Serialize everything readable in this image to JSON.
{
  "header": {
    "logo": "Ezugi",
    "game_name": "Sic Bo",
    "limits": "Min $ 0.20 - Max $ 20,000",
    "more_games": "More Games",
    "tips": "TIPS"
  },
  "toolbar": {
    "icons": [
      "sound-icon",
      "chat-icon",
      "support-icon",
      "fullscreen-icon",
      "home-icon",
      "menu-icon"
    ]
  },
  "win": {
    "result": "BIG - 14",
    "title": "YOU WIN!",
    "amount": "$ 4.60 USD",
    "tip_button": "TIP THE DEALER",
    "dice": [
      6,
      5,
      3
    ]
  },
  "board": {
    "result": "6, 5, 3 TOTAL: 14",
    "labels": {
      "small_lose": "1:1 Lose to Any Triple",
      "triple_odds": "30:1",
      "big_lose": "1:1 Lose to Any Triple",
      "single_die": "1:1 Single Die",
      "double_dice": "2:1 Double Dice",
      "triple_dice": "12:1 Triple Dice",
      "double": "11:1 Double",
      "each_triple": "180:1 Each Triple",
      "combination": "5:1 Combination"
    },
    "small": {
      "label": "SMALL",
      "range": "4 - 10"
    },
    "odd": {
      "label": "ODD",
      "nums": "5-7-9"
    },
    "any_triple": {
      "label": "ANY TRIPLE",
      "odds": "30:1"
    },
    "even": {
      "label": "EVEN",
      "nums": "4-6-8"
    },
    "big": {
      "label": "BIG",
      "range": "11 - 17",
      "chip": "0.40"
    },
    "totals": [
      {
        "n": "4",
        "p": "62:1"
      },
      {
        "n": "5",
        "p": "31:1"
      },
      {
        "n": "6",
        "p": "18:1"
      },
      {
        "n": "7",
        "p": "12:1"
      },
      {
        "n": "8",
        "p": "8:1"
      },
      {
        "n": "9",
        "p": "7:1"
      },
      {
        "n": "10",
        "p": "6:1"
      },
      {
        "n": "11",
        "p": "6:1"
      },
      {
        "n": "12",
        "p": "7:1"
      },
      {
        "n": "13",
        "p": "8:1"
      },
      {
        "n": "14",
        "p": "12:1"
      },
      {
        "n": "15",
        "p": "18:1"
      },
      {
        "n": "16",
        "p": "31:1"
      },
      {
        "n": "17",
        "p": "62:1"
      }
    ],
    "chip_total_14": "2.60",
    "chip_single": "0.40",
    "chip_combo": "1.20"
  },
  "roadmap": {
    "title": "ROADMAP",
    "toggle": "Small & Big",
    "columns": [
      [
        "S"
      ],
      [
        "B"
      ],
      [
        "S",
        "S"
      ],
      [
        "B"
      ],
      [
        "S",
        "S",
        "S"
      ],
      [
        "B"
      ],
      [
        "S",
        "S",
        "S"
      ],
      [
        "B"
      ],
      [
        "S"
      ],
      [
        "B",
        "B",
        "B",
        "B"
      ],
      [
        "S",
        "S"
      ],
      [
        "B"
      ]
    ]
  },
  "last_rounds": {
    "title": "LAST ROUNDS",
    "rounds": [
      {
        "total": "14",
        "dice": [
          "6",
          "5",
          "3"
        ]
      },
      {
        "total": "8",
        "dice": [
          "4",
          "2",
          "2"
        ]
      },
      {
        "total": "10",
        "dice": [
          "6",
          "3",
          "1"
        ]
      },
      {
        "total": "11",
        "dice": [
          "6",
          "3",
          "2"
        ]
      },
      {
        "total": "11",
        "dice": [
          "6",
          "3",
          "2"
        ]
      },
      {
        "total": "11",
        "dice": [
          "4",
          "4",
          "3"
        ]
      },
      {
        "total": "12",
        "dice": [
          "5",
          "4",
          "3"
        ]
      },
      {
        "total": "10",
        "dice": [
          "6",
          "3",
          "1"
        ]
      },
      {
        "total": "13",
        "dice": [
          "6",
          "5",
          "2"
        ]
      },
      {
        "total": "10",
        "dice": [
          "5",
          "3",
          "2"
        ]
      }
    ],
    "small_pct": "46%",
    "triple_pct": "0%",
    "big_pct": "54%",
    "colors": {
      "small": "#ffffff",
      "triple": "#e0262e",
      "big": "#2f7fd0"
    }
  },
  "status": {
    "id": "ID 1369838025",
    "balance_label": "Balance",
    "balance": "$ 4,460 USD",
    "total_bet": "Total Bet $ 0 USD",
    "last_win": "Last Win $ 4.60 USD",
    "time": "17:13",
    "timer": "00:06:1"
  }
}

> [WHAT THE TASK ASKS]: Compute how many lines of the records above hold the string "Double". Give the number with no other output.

> [RESULT FOR THIS TASK]: 2